In Paradigm Explorer, 2022/23, Journal of the Scientific and Medical Network, one of the ten outstanding books of 2022.

Foreword by Matthew Fox
Hampton Roads, 2022, 253 pp., $19.95, p/b – ISBN 978-1-64297-041-8

Over the past 30 years, Neil has written a series of revelatory books on the Aramaic spirituality of Jesus, opening up new depths of meaning and subtlety in his teachings. As also in the Gnostic Gospels, Jesus comes across primarily as a wisdom teacher and way-shower for us to follow in his path. Matthew Fox points out in his foreword that ‘much too much of religious language has become rote’, while Yeshua’s original Aramaic words are charged with spirit and touch the heart directly. Moreover, some key Christian concepts emerge re-energised from this study, and this transmission can speak to us across time concerning the perennial challenges of the human condition. As Neil observes, ‘relationship, love, knowledge, work and purpose still claim our main attention.’ We still exist between the polarities of heaven and earth, light and darkness, self and other, but we also have/are consciousness (Light) and the capacity to know at different levels.

Neil explains that our small self is naphsha, while the force behind it and ‘the ultimate source of “I-ness” is ruha, literally free flowing breath always connected with the source of reality Alaha as the soul— hence Jesus stating that I am in the Spirit (Father in John, Abwun in Aramaic) and the Spirit is in me reciprocally. This is the key insight and realisation/gnosis of all the great mystics and is channelled through the heart. At the time of Jesus, people felt themselves less separate and individual than we do now, which corresponds to the three evolutionary phases in Owen Barfield referred to by Neil as original participation, separation and individuation, and final participation which Jesus himself attained and which is an essential remembrance for contemporary integration and spiritual well-being (interestingly, to be tempted is to forget). Neil provides many contemplative exercises to help readers in this respect.

The main text begins with beautiful explanations of the Lord’s Prayer and the Beatitudes.
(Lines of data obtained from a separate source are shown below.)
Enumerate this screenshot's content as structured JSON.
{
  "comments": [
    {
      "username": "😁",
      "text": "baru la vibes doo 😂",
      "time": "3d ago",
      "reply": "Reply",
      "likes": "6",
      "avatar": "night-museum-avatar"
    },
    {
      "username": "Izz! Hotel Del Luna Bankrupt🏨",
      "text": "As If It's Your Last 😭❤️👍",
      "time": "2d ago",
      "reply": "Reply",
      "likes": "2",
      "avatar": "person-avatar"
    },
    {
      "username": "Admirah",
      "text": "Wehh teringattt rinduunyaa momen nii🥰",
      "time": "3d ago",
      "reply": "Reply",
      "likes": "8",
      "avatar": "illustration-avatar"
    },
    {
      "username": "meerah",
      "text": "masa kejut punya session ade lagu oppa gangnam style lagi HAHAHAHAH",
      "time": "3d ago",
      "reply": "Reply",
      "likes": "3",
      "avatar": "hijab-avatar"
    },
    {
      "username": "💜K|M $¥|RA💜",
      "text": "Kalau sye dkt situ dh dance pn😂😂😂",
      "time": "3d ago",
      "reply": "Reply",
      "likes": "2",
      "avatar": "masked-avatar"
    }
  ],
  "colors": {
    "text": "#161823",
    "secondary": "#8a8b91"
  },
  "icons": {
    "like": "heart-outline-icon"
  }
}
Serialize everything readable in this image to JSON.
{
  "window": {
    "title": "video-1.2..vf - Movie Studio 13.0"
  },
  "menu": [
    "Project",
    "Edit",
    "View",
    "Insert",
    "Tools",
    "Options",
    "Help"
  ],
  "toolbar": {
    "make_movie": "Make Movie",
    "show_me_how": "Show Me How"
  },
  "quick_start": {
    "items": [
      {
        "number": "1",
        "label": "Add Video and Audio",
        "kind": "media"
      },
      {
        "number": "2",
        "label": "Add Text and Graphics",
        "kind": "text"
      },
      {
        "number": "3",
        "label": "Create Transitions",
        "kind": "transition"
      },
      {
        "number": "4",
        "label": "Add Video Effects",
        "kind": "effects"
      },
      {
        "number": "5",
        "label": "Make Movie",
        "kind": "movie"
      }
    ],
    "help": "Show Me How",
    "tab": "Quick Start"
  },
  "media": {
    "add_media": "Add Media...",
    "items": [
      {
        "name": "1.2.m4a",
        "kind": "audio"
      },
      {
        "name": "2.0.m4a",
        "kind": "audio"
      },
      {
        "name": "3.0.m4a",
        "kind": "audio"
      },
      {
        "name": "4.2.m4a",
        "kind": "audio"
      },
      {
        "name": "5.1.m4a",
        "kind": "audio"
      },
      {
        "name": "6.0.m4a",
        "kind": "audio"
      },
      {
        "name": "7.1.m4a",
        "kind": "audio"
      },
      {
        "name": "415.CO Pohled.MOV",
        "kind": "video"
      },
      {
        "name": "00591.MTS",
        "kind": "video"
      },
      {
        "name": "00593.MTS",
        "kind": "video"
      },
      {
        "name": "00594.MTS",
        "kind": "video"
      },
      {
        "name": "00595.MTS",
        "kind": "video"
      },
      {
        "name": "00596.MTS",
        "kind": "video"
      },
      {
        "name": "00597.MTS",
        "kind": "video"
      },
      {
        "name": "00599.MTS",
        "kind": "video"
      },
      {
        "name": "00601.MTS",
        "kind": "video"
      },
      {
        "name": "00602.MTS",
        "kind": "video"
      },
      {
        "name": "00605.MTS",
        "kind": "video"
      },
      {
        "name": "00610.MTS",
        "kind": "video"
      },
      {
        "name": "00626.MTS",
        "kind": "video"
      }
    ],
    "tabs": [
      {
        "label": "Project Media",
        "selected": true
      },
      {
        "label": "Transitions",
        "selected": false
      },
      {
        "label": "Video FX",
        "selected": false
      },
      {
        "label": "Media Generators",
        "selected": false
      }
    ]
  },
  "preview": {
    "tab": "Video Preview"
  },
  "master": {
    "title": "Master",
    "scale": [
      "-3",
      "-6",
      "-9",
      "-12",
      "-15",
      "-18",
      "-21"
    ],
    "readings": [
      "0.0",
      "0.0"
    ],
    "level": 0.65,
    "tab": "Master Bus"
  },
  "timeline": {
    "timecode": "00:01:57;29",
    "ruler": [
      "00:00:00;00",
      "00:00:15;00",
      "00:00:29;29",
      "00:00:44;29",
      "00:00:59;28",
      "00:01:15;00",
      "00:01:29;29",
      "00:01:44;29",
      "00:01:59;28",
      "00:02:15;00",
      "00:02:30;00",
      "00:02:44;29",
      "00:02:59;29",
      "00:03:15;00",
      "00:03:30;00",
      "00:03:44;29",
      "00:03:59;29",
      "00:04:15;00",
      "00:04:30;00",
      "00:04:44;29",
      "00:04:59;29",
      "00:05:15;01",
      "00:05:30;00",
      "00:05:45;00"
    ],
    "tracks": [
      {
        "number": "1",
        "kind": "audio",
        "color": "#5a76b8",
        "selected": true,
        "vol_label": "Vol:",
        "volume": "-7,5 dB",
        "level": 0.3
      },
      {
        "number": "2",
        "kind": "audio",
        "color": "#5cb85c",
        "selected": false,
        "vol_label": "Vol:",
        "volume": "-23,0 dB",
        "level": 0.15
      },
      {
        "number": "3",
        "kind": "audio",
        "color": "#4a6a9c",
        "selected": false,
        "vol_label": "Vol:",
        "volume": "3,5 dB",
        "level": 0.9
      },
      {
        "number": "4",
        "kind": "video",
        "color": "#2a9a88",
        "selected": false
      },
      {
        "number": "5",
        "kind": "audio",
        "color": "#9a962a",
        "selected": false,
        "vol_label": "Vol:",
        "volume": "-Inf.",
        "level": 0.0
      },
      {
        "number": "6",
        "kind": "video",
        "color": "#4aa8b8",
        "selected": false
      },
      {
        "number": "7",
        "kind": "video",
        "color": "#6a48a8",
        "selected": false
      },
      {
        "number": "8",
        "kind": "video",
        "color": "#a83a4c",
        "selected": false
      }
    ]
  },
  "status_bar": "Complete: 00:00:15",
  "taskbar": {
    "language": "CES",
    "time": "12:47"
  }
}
Here forgetfulness is also equated with unripeness, while ripeness—tubw —is a blessed state of being fully present with eyes to see and ears to hear: ‘ripe are those who dissolve their small selves within breath, they live in the shimmering “I can” of nature and the cosmos.’ (p. 50) Peace as shlama is touching the source of everything, remembering ‘both our shared origin and our shared impermanence’ (p. 61): ‘a deeper connection with our soul (ruha) opens us to the vision and power (malkuta) of Reality itself’ (p. 65) and trust in its [lamp of] guidance. The Beatitudes in Luke warn about wilful unripeness, while also showing how this can be overcome and a state of balance reached where we can remain awake and shine our light through works of service and love.

Darkness and light represent not knowing and knowing, while blood in Aramaic ‘can also mean wine, juice, sap, or essence.’ (p. 138) Jesus invites his followers ‘to fuse yourselves with what I’m saying’ so as to learn his way, which reminded me of passages in the Gospel of the Beloved Companion where he says that following his words is the way, the truth and the life rather than he as a person as fundamentalists would interpret the ‘I am’ sayings in John. The challenge for us is to live as an individual ‘in a fully ripe way in time and space, in the community of humanity and nature, while also constantly connected to the timeless Reality.’ (p. 145) To return to the ruha is to find silence and repose represented by Shekinah, ‘the “settling” or “dwelling” of the divine presence or ina’na [also abiding].’ (p. 149) Neil explains that ‘the small self exists to be a mirror to reflect the Only Self.’ (p. 150) This is attained through a breath of focused emptiness and ripe direction expressing both individuality and the universality of ‘always connected’. Yeshua speaks from within that Reality, the ruha ‘embedded within and connecting all beings.’ (p. 172)

Interestingly, the Aramaic for vine–gpeta— refers to any hollowed-out channel that allows flow through it. Hence, ‘connecting the I to the only I is the vine, rooted, giving, opening to life.’ (p. 182) We are branches that must remain connected to this vine if we are to bear fruit and achieve fullness or completion (tamla), a key phrase in the Gospel of the Beloved Companion and other Gnostic texts where Mary Magdalene is said to have realised her I Am and become the ‘completion of completions.’ (GBC Ch 42 ff) The emphasis in Acts is ‘direct transmission of the experience of the breath spirit of Yeshua rather than ideas about him… the breath connected to all Breathing life.’ (p. 198) Our task is no different from what Yeshua experienced and taught 2,000 years ago, namely to become aware of our own awareness and individually aware of our life within universal soul. We can be hugely grateful for Neil’s scholarship and dedication in bringing us this vital message through his life’s work.